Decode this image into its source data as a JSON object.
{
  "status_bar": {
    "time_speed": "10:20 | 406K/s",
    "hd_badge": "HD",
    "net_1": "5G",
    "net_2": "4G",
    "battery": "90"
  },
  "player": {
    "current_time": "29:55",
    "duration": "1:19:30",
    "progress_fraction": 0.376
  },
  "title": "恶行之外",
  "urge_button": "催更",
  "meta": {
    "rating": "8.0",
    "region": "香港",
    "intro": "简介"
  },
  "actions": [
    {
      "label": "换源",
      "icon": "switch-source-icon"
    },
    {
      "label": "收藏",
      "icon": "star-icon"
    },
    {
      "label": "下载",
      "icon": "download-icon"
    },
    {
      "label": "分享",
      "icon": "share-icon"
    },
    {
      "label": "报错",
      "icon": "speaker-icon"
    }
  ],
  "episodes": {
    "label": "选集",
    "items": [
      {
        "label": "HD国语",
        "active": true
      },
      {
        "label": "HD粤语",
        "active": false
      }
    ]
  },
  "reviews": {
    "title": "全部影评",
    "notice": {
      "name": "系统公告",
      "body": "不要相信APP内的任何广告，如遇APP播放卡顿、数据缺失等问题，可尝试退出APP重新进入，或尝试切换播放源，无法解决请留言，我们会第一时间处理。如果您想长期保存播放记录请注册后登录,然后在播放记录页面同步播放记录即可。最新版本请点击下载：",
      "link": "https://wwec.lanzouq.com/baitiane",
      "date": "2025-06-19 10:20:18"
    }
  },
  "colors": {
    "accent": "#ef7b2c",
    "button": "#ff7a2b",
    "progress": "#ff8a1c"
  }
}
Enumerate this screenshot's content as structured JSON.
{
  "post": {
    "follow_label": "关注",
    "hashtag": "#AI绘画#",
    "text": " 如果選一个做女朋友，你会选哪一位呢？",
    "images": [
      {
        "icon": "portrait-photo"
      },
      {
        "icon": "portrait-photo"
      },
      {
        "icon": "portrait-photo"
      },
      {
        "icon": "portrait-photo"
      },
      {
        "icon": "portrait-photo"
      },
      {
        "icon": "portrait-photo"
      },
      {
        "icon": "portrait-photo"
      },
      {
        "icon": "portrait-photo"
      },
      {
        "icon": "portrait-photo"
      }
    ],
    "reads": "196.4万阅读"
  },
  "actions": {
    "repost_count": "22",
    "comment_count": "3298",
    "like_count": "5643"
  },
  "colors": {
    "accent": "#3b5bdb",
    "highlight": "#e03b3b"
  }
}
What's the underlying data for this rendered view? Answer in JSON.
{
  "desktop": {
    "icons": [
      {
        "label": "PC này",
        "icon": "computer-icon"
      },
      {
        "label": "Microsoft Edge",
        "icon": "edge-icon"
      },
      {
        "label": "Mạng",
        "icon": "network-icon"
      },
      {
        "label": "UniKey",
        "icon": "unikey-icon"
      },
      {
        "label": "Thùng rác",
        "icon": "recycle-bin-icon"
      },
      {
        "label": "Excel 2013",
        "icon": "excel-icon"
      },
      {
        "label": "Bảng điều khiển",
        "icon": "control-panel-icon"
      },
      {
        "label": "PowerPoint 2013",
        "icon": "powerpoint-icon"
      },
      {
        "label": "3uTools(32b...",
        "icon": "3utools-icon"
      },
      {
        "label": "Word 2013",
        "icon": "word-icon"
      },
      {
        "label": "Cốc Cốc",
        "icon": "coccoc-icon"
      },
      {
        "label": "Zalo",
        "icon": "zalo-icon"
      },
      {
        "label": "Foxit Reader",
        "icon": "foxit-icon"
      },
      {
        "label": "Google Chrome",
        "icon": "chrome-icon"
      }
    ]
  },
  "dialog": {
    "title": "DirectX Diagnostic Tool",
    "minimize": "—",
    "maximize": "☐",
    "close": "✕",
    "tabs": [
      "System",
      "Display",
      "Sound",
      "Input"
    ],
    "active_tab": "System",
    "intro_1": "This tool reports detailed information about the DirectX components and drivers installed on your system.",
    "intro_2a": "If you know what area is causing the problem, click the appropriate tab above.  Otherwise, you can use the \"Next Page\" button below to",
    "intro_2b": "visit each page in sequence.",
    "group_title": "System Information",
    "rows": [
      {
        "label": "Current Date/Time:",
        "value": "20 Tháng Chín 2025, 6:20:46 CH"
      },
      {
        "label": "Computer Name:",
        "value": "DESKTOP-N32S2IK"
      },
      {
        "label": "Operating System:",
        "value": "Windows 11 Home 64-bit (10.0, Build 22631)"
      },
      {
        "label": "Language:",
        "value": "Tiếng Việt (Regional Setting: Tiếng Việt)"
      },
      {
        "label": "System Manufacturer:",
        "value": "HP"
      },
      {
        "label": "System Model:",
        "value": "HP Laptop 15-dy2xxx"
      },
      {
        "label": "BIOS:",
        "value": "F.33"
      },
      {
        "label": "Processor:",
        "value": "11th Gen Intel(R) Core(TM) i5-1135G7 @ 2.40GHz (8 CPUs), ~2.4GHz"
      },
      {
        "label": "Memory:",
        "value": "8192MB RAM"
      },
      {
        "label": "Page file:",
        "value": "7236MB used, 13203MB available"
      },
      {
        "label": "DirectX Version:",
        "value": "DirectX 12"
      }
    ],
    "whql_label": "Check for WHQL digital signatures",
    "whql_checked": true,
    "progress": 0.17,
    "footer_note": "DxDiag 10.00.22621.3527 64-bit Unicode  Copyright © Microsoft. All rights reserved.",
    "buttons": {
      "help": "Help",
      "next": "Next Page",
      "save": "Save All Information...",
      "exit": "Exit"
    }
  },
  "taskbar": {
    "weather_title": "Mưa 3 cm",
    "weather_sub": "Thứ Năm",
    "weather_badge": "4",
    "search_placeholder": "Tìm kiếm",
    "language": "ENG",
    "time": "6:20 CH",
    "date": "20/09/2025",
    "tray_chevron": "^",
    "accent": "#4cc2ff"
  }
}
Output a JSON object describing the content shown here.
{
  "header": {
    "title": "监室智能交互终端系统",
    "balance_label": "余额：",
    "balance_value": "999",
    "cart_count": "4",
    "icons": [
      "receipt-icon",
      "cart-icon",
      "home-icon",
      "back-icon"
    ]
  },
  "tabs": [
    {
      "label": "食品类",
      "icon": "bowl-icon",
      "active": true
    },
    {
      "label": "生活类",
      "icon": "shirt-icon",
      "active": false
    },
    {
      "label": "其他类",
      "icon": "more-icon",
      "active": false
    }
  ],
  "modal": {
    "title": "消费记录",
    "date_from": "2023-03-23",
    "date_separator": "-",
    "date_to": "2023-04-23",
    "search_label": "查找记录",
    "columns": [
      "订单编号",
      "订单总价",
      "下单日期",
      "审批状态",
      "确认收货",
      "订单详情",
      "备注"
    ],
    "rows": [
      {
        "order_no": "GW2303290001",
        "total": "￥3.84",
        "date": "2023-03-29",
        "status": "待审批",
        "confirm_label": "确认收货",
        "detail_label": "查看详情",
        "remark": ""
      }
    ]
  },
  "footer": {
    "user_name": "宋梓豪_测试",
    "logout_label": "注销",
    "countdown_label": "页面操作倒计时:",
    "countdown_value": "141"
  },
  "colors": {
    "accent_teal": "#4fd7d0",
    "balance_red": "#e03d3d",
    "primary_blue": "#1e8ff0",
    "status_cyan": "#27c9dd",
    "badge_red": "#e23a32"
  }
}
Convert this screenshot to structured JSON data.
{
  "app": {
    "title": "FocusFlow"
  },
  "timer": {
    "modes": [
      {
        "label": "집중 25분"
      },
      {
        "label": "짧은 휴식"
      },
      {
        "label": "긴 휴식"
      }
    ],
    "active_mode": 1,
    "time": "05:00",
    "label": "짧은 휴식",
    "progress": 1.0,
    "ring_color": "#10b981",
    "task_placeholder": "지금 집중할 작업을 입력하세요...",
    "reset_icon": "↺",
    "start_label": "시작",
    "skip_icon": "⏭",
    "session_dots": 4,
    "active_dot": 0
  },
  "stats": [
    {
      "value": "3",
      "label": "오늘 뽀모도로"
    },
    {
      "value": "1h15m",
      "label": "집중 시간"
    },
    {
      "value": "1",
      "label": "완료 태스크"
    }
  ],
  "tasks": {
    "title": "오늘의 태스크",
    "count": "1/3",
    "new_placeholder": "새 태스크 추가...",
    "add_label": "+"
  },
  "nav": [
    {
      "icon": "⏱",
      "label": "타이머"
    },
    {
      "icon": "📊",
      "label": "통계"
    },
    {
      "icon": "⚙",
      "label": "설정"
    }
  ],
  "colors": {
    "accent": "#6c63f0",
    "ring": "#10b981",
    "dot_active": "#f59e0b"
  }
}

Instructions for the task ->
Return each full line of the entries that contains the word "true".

Solution below ->
        "active": true
    "whql_checked": true,
      "active": true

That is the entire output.